  • Oil markets also came under pressure from a rise in U.S. oil drilling activity.

A pump jack and pipes at an oil field near Bakersfield, California.

Lucy Nicholson | Reuters
A pump jack and pipes at an oil field near Bakersfield, California.

Oil fell 1 percent on Monday as markets opened following western air strikes in Syria over the weekend, while a rise in U.S. drilling for new production also dragged on prices.

The United States, France and Britain launched 105 missiles on Saturday, targeting what they said were three chemical weapons facilities in Syria in retaliation for a suspected poison gas attack in Douma on April 7.
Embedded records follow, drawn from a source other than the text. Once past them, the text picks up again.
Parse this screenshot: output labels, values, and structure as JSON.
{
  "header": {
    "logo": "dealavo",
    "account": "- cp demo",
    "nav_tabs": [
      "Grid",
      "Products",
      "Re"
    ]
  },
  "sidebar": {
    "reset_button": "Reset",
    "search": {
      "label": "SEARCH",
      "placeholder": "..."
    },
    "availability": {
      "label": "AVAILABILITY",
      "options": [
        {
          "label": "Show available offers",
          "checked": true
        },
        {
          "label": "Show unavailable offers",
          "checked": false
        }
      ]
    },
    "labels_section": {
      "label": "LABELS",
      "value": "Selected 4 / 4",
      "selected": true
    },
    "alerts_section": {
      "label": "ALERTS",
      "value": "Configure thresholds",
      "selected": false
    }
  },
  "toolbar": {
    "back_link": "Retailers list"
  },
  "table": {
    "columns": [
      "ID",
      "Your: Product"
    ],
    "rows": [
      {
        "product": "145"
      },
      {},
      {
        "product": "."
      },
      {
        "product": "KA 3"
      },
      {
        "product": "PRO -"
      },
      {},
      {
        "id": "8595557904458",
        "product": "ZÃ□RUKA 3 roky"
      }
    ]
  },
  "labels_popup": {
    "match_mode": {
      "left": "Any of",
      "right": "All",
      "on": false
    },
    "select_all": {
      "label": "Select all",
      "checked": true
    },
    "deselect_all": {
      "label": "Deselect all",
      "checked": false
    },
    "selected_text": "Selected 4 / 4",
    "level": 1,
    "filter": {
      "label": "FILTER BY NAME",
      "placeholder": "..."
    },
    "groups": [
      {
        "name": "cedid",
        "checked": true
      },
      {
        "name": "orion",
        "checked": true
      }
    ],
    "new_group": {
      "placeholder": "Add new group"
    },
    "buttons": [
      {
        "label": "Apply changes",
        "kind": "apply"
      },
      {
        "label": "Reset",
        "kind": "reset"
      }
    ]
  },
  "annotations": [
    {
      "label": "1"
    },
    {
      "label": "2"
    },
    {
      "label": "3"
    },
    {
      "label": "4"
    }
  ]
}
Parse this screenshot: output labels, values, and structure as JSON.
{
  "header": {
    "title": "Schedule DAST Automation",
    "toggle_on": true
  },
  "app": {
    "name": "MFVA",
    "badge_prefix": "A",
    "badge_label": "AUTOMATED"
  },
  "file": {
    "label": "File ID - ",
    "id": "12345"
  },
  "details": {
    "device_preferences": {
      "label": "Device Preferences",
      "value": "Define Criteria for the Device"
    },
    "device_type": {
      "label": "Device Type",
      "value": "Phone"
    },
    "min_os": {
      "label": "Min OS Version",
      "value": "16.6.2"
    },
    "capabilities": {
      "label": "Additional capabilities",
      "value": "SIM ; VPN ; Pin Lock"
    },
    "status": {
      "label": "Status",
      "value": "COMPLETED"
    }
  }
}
Brent crude oil futures were at $71.85 per barrel at 0547 GMT, down 73 cents, or 1 percent, from their last close.

U.S. West Texas Intermediate (WTI) crude futures were down 57 cents, or 0.9 percent, at $66.82 a barrel.

Traders said markets in Asia began cautiously after the weekend strikes, with some relief that the move looked unlikely to escalate.

“In the wake of the coordinated attack on Syria, oil prices are significantly lower … (but) the impact appears to be compact and over,” said Sukrit Vijayakar, director of energy consultancy Trifecta.

Oil markets also came under pressure from a rise in U.S. oil drilling activity.

U.S. energy companies added seven oil rigs drilling for new production in the week to April 13, bringing the total to 815, the highest since March 2015, energy services firm Baker Hughes said on Friday.

Despite this, Brent is still up more than 16 percent from its 2018 low in February, due to healthy demand and also because of conflict and tension in the Middle East.

Although Syria itself is not a significant oil producer, the wider Middle East is the world’s most important crude exporter and tension in the region tends to put oil markets on edge.

“Investors continued to worry about the impact of a wider conflict in the Middle East,” ANZ bank said.

Oil gains on US crude drawdown, easing of tension in US-China spat


  • Oil prices rose on Thursday, buoyed by the U.S.government data showing a surprise drawdown in crude stockpiles.
  • Oil also got support from firm global equities, as the U.S. expressed willingness to negotiate a resolution on trade.

An oil pump jack in Gonzales, Texas.

Getty Images
An oil pump jack in Gonzales, Texas.

Oil prices rose on Thursday, buoyed by the U.S.government data showing a surprise drawdown in crude stockpiles and an easing of tensions over a trade row between the United States and China.

U.S. West Texas Intermediate crude for May delivery was up 27 cents, or 0.4 percent, at $63.64 a barrel by 0445 GMT after settling down 14 cents.

Front-month London Brent crude for June delivery was up 30 cents, or 0.4 percent, at $68.32, having ended down 10 cents.

Oil also got support from firm global equities, as the United States expressed willingness to negotiate a resolution on trade after proposed U.S. tariffs on $50 billion in Chinese goods prompted a quick response from Beijing that it would retaliate by targeting key American imports.

Oil prices have recently closely tracked equities.

“The two countries are using discretion in their actions, and it does not look like the situation is developing into a full-scale trade war yet,” said Tomomichi Akuta, senior economist at Mitsubishi UFJ Research and Consulting in Tokyo. “There is also hope for dialogue.”

Before the rebound late on Wednesday, after the release of the Energy Information Administration inventory data, WTI and Brent had hit two-week lows after China proposed a broad range of tariffs on U.S. exports, feeding fears of a trade war.

U.S. crude inventories fell by 4.6 million barrels last week, compared with analysts’ expectations for an increase of 246,000 barrels, EIA data showed on Wednesday.

Oil has also received support after a Reuters survey showed on Wednesday that OPEC oil output fell in March to an 11-month low due to declining Angolan exports, Libyan outages and a further slide in Venezuelan output.

Shanghai crude futures trading was closed on Thursday due to a public holiday in China. Trading will resume on Monday.